Number of lines below with "JSON": work it out and reply with that number only.
BEGIN
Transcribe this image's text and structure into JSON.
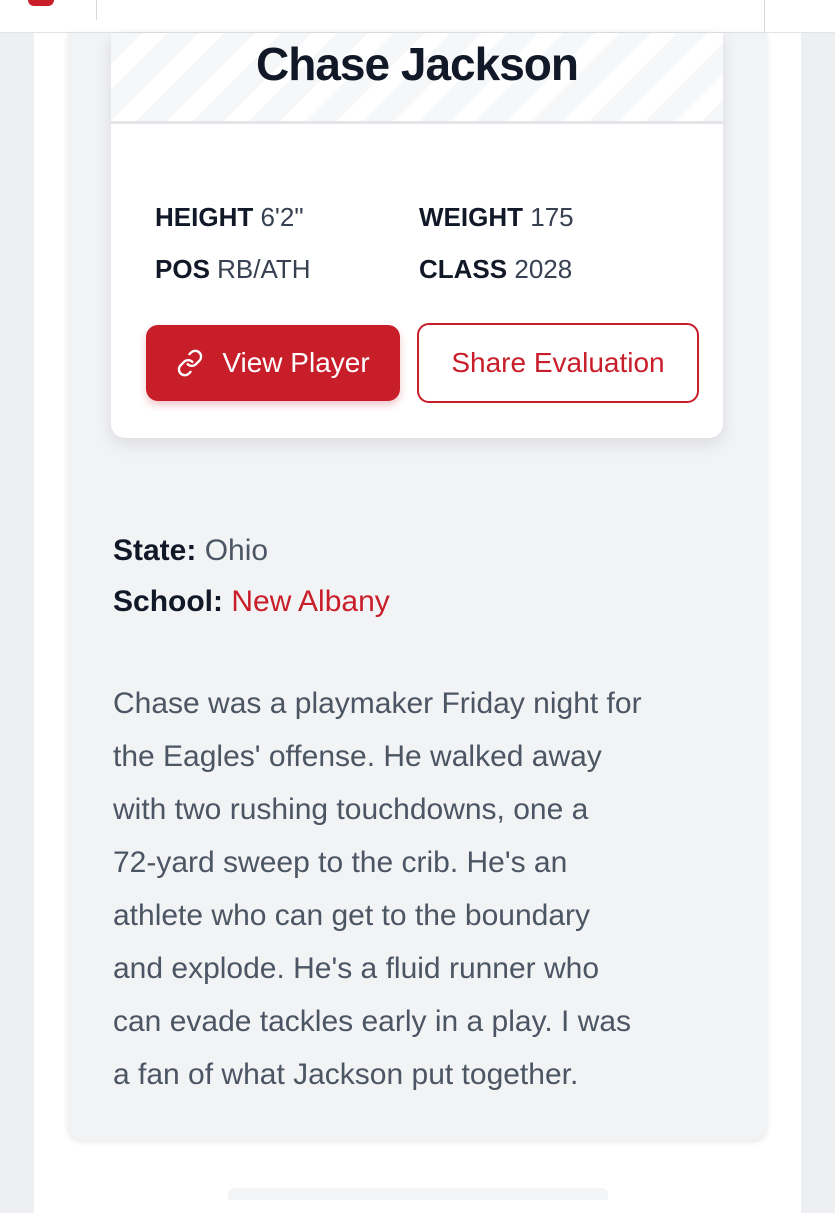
{
  "player": {
    "name": "Chase Jackson",
    "height_label": "HEIGHT",
    "height_value": "6'2\"",
    "weight_label": "WEIGHT",
    "weight_value": "175",
    "pos_label": "POS",
    "pos_value": "RB/ATH",
    "class_label": "CLASS",
    "class_value": "2028",
    "view_button": "View Player",
    "share_button": "Share Evaluation",
    "view_icon": "link-icon"
  },
  "evaluation": {
    "state_label": "State:",
    "state_value": "Ohio",
    "school_label": "School:",
    "school_value": "New Albany",
    "description_lines": [
      "Chase was a playmaker Friday night for",
      "the Eagles' offense. He walked away",
      "with two rushing touchdowns, one a",
      "72-yard sweep to the crib. He's an",
      "athlete who can get to the boundary",
      "and explode. He's a fluid runner who",
      "can evade tackles early in a play. I was",
      "a fan of what Jackson put together."
    ]
  },
  "colors": {
    "accent": "#c81e2a",
    "page_bg": "#eeeff2",
    "card_bg": "#f2f3f5",
    "text_dark": "#111827",
    "text_muted": "#4b5563"
  }
}
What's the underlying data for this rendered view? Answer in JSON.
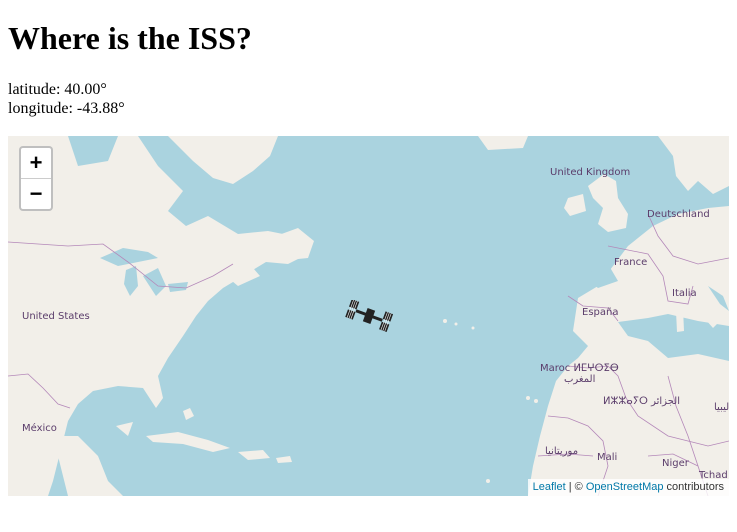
{
  "page": {
    "title": "Where is the ISS?",
    "latitude_text": "latitude: 40.00°",
    "longitude_text": "longitude: -43.88°"
  },
  "map": {
    "zoom_in_label": "+",
    "zoom_out_label": "−",
    "marker_icon": "iss-icon",
    "labels": {
      "united_kingdom": "United Kingdom",
      "deutschland": "Deutschland",
      "france": "France",
      "italia": "Italia",
      "espana": "España",
      "united_states": "United States",
      "maroc": "Maroc ⵍⵎⵖⵔⵉⴱ",
      "maroc_ar": "المغرب",
      "algerie": "ⵍⵣⵣⴰⵢⵔ الجزائر",
      "libya": "ليبيا",
      "mexico": "México",
      "mauritania": "موريتانيا",
      "mali": "Mali",
      "niger": "Niger",
      "tchad": "Tchad"
    },
    "attribution": {
      "leaflet": "Leaflet",
      "separator": " | © ",
      "osm": "OpenStreetMap",
      "contributors": " contributors"
    }
  }
}
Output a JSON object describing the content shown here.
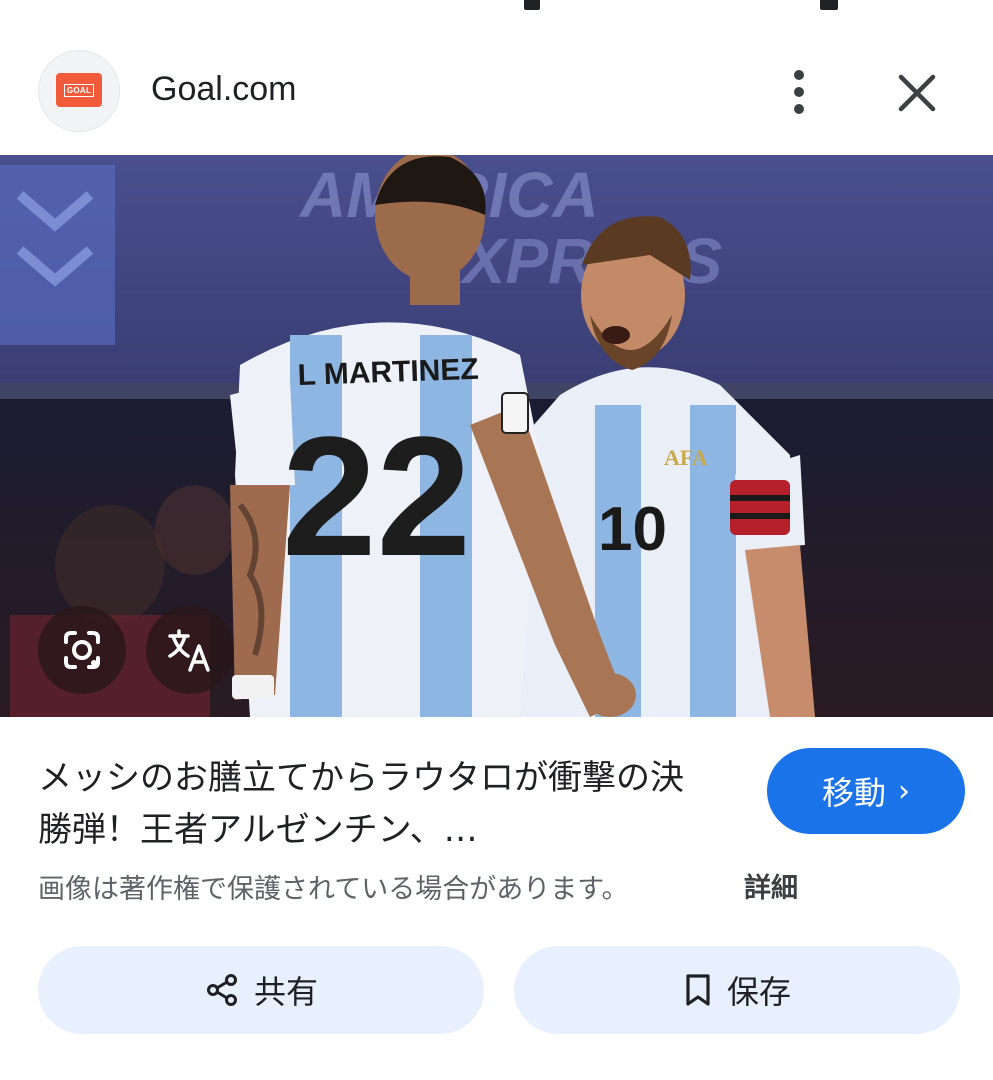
{
  "header": {
    "logo_text": "GOAL",
    "source_name": "Goal.com",
    "icons": {
      "logo": "goal-logo",
      "more": "more-vert-icon",
      "close": "close-icon"
    }
  },
  "hero": {
    "jersey_back_name": "L MARTINEZ",
    "jersey_back_number": "22",
    "jersey_front_number": "10",
    "crest_text": "AFA",
    "banner_text": "AMERICA EXPRESS",
    "overlay_icons": [
      "google-lens-icon",
      "translate-icon"
    ]
  },
  "result": {
    "title": "メッシのお膳立てからラウタロが衝撃の決勝弾！王者アルゼンチン、…",
    "go_button_label": "移動",
    "go_button_chevron": "›",
    "copyright_notice": "画像は著作権で保護されている場合があります。",
    "details_link": "詳細"
  },
  "actions": {
    "share_label": "共有",
    "save_label": "保存",
    "icons": {
      "share": "share-icon",
      "save": "bookmark-icon"
    }
  },
  "colors": {
    "accent": "#1a73e8",
    "action_button_bg": "#e8f0fe",
    "logo_brand": "#f15a3b"
  }
}
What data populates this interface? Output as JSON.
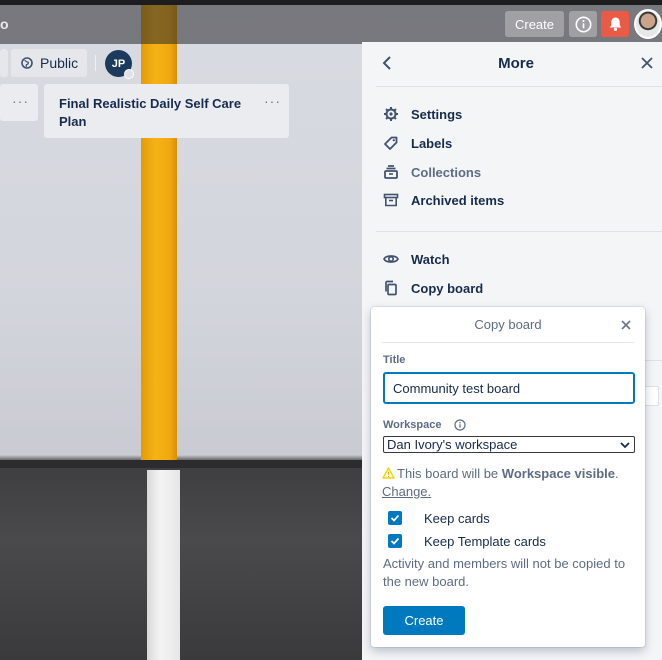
{
  "header": {
    "logo_fragment": "o",
    "create_label": "Create"
  },
  "board": {
    "visibility_label": "Public",
    "member_initials": "JP",
    "lists": [
      {
        "title": "Final Realistic Daily Self Care Plan"
      }
    ],
    "list_menu_glyph": "···"
  },
  "sidebar": {
    "title": "More",
    "items": [
      {
        "label": "Settings",
        "icon": "gear-icon"
      },
      {
        "label": "Labels",
        "icon": "label-icon"
      },
      {
        "label": "Collections",
        "icon": "collections-icon"
      },
      {
        "label": "Archived items",
        "icon": "archive-icon"
      },
      {
        "label": "Watch",
        "icon": "eye-icon"
      },
      {
        "label": "Copy board",
        "icon": "copy-icon"
      }
    ]
  },
  "copy_board": {
    "title": "Copy board",
    "title_label": "Title",
    "title_value": "Community test board",
    "workspace_label": "Workspace",
    "workspace_value": "Dan Ivory's workspace",
    "notice_prefix": "This board will be ",
    "notice_bold": "Workspace visible",
    "notice_suffix": ".",
    "change_link": "Change.",
    "keep_cards_label": "Keep cards",
    "keep_cards_checked": true,
    "keep_templates_label": "Keep Template cards",
    "keep_templates_checked": true,
    "footnote": "Activity and members will not be copied to the new board.",
    "create_label": "Create"
  },
  "colors": {
    "accent": "#0079bf",
    "notification": "#eb5a46",
    "warning": "#f2d600"
  }
}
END
* Exercise answer: 4